Dataset records:
=-=-=

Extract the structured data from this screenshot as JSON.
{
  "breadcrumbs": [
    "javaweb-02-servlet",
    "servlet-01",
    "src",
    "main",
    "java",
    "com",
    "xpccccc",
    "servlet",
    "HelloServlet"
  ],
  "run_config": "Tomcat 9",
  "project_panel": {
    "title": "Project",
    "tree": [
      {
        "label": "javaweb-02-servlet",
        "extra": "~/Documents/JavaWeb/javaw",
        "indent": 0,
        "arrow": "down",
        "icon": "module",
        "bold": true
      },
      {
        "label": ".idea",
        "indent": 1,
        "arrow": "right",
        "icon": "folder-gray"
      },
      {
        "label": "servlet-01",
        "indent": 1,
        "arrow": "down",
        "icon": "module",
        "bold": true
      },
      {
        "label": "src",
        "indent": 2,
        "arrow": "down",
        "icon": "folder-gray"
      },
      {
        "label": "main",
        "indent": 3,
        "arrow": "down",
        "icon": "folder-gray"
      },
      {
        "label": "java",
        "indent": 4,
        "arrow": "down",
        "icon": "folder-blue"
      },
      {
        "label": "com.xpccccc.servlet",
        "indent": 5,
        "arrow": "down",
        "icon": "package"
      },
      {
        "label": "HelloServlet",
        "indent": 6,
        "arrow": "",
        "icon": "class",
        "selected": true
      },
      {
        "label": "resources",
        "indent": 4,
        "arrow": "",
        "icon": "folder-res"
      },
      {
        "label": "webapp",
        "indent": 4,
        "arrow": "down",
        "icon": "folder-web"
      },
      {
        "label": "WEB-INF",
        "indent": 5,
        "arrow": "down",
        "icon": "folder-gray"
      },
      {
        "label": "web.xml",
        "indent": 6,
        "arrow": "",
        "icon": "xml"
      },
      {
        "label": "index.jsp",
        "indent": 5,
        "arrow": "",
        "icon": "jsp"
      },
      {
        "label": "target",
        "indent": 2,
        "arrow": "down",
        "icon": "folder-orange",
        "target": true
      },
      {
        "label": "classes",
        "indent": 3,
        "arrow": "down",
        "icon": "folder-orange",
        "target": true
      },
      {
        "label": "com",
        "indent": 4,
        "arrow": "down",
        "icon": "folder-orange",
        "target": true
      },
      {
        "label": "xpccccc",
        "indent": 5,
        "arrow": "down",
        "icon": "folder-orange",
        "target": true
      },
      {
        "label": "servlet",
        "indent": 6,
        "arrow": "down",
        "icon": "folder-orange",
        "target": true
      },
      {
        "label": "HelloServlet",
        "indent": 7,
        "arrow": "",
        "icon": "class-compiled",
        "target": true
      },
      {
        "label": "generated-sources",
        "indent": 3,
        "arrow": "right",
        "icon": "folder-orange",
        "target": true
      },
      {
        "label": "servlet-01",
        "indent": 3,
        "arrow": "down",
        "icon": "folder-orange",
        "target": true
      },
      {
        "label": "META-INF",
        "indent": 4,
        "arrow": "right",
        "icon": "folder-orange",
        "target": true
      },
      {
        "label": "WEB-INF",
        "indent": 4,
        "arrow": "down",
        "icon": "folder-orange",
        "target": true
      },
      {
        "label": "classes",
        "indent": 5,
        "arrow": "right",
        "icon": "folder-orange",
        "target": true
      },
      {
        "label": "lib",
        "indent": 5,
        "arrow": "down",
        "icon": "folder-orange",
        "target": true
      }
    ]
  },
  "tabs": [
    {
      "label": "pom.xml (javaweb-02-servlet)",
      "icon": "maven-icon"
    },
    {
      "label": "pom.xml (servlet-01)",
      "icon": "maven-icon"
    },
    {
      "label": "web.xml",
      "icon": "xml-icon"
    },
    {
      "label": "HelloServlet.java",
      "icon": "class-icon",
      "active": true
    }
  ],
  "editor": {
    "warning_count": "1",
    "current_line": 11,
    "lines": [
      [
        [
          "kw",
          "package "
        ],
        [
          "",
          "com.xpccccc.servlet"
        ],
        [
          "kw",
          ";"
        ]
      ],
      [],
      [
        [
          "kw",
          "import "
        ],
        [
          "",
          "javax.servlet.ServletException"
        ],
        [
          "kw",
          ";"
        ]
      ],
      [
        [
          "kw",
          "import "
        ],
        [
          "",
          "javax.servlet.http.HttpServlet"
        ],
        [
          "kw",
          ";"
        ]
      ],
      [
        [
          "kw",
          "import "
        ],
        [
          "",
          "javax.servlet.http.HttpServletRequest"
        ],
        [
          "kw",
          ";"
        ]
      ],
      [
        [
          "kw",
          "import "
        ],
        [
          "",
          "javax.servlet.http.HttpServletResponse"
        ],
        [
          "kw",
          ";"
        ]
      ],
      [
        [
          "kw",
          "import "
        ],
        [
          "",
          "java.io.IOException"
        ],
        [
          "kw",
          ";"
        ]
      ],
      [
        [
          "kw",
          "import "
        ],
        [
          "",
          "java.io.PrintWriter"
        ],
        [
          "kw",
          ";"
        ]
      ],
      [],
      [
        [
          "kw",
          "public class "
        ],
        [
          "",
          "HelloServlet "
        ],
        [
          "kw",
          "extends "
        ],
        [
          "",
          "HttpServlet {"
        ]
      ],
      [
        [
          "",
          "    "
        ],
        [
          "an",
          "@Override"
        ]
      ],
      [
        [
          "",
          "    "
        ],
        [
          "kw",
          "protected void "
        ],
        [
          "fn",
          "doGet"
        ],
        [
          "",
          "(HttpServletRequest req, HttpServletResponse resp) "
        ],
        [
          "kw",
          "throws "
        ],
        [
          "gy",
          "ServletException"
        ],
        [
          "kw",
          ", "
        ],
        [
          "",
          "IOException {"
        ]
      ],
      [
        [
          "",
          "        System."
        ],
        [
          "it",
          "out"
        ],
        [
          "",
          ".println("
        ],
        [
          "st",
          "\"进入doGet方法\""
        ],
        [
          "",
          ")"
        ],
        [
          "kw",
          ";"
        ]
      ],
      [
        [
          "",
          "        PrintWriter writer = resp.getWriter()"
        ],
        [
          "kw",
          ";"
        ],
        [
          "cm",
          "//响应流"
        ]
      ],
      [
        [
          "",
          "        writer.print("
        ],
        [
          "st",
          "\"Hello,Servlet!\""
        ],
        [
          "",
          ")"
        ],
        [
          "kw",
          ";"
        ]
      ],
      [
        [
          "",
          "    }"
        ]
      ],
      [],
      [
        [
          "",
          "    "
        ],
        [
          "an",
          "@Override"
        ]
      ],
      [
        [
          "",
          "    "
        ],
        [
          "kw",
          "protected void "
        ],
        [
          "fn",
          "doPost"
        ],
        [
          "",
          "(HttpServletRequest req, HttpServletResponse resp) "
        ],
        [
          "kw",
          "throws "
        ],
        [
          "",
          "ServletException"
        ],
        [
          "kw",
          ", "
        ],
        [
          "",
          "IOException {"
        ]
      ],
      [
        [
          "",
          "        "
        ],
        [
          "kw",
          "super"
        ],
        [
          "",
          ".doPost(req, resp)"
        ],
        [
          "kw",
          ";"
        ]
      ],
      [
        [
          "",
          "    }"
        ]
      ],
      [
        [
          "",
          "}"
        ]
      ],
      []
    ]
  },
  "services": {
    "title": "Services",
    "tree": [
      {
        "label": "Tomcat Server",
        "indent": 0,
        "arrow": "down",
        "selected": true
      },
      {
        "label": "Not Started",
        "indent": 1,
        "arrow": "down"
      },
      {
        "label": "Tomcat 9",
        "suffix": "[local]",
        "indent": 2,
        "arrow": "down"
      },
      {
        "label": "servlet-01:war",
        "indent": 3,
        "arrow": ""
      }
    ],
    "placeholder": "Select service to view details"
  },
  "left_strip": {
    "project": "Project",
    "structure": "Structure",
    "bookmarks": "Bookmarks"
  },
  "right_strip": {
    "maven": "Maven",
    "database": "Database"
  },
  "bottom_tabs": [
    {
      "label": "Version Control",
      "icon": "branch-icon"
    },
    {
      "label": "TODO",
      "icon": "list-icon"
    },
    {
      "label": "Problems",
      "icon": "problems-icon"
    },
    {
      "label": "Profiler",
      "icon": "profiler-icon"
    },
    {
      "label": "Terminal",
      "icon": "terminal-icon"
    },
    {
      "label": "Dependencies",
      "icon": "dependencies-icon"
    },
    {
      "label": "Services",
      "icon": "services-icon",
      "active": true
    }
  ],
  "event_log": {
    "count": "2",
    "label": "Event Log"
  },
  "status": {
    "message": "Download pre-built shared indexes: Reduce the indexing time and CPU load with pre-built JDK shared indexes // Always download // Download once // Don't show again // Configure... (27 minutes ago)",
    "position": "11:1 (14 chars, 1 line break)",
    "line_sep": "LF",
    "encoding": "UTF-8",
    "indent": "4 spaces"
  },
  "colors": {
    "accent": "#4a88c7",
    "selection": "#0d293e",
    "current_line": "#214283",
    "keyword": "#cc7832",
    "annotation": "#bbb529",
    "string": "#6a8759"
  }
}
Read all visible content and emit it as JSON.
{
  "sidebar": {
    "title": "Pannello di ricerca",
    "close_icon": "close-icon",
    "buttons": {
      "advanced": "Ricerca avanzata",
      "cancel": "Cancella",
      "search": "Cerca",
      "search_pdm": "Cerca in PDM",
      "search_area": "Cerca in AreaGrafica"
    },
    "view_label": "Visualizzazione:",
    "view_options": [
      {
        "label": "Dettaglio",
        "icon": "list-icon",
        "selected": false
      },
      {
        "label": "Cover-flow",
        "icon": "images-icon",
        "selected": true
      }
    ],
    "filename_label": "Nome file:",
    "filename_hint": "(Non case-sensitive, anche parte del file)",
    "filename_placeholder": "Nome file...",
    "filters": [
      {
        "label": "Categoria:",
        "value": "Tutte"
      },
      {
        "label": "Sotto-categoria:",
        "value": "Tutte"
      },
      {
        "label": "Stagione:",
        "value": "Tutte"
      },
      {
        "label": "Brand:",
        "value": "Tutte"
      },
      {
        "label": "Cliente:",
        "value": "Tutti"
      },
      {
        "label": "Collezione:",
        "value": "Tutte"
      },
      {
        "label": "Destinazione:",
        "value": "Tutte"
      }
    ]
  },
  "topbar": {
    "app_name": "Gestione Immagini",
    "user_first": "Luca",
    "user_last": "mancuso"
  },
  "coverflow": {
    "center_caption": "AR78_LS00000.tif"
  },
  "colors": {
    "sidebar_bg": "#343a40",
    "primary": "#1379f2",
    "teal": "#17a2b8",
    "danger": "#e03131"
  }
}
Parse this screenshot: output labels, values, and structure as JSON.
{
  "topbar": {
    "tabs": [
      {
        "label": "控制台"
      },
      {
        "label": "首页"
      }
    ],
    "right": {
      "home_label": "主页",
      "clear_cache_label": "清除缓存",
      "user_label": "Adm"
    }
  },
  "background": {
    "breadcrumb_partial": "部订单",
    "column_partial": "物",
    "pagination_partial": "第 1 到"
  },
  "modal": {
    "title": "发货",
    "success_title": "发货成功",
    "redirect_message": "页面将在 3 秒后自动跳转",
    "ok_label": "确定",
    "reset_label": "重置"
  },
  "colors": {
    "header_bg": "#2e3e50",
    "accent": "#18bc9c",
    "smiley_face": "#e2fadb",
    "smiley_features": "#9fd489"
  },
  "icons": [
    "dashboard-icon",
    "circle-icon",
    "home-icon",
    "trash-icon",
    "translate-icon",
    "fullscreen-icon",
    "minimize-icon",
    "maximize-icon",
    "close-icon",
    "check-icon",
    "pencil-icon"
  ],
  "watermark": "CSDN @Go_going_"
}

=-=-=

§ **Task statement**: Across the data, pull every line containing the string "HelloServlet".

§ **Your response**:
    "HelloServlet"
        "label": "HelloServlet",
        "label": "HelloServlet",
      "label": "HelloServlet.java",
          "HelloServlet "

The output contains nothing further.